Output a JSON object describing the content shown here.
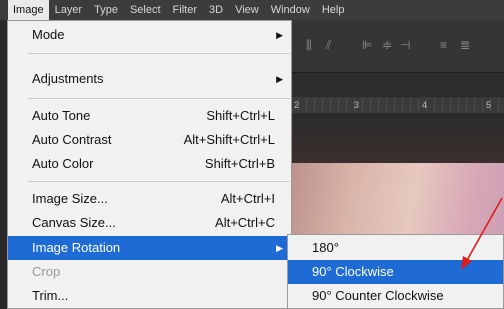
{
  "menubar": {
    "items": [
      "Image",
      "Layer",
      "Type",
      "Select",
      "Filter",
      "3D",
      "View",
      "Window",
      "Help"
    ]
  },
  "image_menu": {
    "mode": "Mode",
    "adjustments": "Adjustments",
    "auto_tone": "Auto Tone",
    "auto_tone_sc": "Shift+Ctrl+L",
    "auto_contrast": "Auto Contrast",
    "auto_contrast_sc": "Alt+Shift+Ctrl+L",
    "auto_color": "Auto Color",
    "auto_color_sc": "Shift+Ctrl+B",
    "image_size": "Image Size...",
    "image_size_sc": "Alt+Ctrl+I",
    "canvas_size": "Canvas Size...",
    "canvas_size_sc": "Alt+Ctrl+C",
    "image_rotation": "Image Rotation",
    "crop": "Crop",
    "trim": "Trim..."
  },
  "rotation_submenu": {
    "items": [
      "180°",
      "90° Clockwise",
      "90° Counter Clockwise"
    ],
    "highlighted": "90° Clockwise"
  },
  "ruler": {
    "ticks": [
      "2",
      "3",
      "4",
      "5"
    ]
  },
  "colors": {
    "highlight": "#1e6bd6",
    "annotation_arrow": "#e01b1b"
  }
}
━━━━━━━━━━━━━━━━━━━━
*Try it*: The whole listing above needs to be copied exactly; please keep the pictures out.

*Exercise answer*:
Output a JSON object describing the content shown here.
{
  "menubar": {
    "items": [
      "Image",
      "Layer",
      "Type",
      "Select",
      "Filter",
      "3D",
      "View",
      "Window",
      "Help"
    ]
  },
  "image_menu": {
    "mode": "Mode",
    "adjustments": "Adjustments",
    "auto_tone": "Auto Tone",
    "auto_tone_sc": "Shift+Ctrl+L",
    "auto_contrast": "Auto Contrast",
    "auto_contrast_sc": "Alt+Shift+Ctrl+L",
    "auto_color": "Auto Color",
    "auto_color_sc": "Shift+Ctrl+B",
    "image_size": "Image Size...",
    "image_size_sc": "Alt+Ctrl+I",
    "canvas_size": "Canvas Size...",
    "canvas_size_sc": "Alt+Ctrl+C",
    "image_rotation": "Image Rotation",
    "crop": "Crop",
    "trim": "Trim..."
  },
  "rotation_submenu": {
    "items": [
      "180°",
      "90° Clockwise",
      "90° Counter Clockwise"
    ],
    "highlighted": "90° Clockwise"
  },
  "ruler": {
    "ticks": [
      "2",
      "3",
      "4",
      "5"
    ]
  },
  "colors": {
    "highlight": "#1e6bd6",
    "annotation_arrow": "#e01b1b"
  }
}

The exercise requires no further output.